**WHAT YOU SHOULD DO:**
Among the lines below, list those containing the string "Counter".

**SUPPLIED RECORDS:**
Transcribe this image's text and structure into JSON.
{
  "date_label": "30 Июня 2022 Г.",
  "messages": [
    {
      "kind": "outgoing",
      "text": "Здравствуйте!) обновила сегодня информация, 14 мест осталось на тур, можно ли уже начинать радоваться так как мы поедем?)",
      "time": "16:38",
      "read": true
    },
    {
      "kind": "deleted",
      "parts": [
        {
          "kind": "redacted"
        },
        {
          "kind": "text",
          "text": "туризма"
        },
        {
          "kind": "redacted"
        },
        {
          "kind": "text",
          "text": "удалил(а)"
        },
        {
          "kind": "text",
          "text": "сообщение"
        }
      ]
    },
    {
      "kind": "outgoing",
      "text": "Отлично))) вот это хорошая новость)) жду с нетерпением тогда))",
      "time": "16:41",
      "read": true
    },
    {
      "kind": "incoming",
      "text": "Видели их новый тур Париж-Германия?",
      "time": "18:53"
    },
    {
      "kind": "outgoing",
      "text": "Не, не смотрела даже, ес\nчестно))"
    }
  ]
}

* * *

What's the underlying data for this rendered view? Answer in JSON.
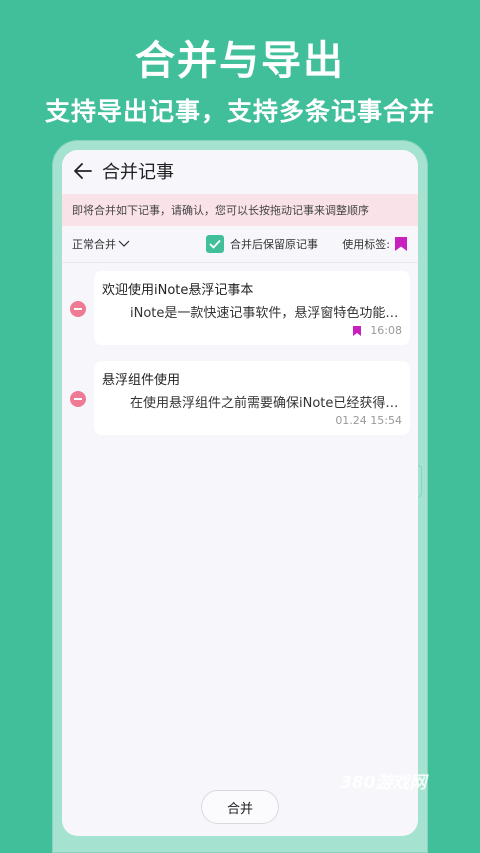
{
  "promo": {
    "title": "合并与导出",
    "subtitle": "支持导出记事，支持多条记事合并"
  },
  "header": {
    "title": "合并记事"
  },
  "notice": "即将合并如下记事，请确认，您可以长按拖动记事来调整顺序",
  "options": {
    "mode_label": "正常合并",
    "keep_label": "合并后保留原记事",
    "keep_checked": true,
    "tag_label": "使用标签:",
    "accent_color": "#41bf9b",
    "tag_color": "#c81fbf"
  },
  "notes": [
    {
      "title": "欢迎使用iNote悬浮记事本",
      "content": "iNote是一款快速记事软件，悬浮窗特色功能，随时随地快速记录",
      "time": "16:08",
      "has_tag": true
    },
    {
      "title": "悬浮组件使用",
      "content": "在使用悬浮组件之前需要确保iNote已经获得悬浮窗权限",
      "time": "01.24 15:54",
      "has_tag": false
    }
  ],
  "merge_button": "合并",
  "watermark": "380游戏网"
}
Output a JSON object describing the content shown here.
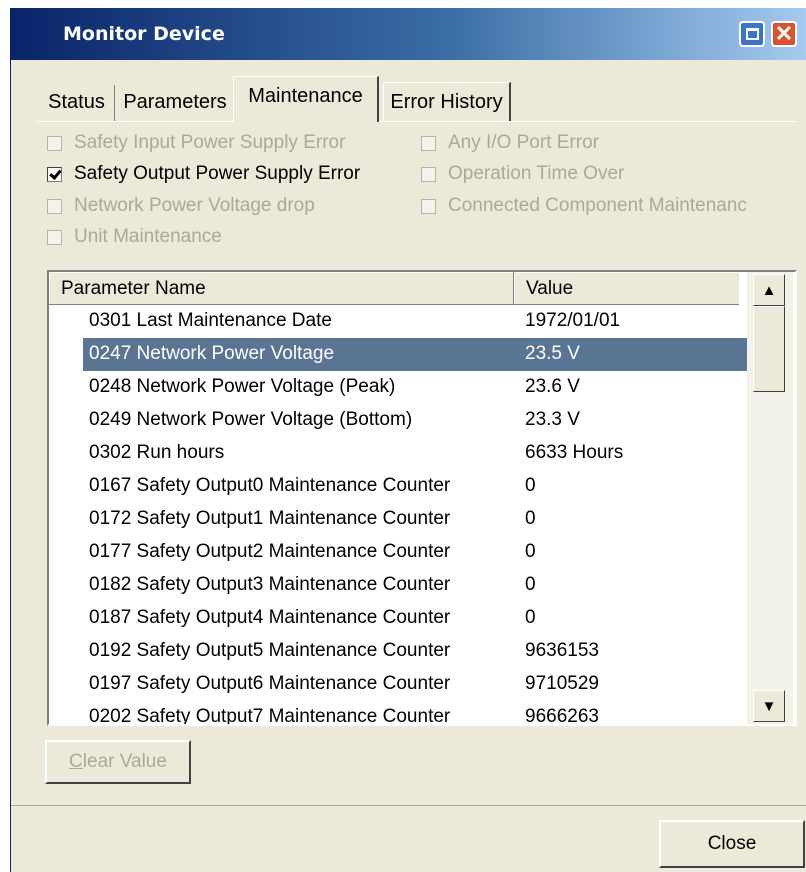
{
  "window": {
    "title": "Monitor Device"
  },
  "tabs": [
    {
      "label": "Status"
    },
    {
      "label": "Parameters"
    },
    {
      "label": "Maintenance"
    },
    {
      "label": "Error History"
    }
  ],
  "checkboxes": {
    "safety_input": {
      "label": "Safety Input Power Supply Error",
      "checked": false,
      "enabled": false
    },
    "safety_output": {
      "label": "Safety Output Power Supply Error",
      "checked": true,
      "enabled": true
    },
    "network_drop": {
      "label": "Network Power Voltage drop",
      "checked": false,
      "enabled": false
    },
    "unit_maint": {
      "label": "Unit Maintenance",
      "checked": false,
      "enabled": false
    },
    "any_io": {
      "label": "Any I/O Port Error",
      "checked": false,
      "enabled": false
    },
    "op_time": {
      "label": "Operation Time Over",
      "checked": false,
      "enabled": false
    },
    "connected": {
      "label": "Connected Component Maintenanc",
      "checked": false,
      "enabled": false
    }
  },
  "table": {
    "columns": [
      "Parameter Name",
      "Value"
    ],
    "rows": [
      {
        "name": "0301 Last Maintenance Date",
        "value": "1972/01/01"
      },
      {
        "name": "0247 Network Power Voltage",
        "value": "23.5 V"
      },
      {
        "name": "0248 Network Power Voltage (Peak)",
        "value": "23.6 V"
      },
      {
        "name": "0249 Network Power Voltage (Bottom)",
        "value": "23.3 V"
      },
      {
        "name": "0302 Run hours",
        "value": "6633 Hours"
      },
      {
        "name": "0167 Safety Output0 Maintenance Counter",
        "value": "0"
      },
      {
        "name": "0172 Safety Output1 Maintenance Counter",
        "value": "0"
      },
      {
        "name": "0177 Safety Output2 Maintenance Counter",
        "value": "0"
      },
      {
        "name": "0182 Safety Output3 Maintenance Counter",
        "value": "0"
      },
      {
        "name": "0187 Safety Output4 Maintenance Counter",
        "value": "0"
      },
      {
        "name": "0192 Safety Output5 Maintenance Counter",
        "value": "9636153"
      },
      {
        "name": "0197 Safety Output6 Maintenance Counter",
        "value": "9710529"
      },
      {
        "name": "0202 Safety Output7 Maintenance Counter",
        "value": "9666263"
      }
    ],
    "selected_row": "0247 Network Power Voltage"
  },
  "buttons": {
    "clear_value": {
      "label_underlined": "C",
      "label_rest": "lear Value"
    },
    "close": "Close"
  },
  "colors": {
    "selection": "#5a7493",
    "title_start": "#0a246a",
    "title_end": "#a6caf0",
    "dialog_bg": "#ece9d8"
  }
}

**ANSWER SECTION:**
        "name": "0167 Safety Output0 Maintenance Counter",
        "name": "0172 Safety Output1 Maintenance Counter",
        "name": "0177 Safety Output2 Maintenance Counter",
        "name": "0182 Safety Output3 Maintenance Counter",
        "name": "0187 Safety Output4 Maintenance Counter",
        "name": "0192 Safety Output5 Maintenance Counter",
        "name": "0197 Safety Output6 Maintenance Counter",
        "name": "0202 Safety Output7 Maintenance Counter",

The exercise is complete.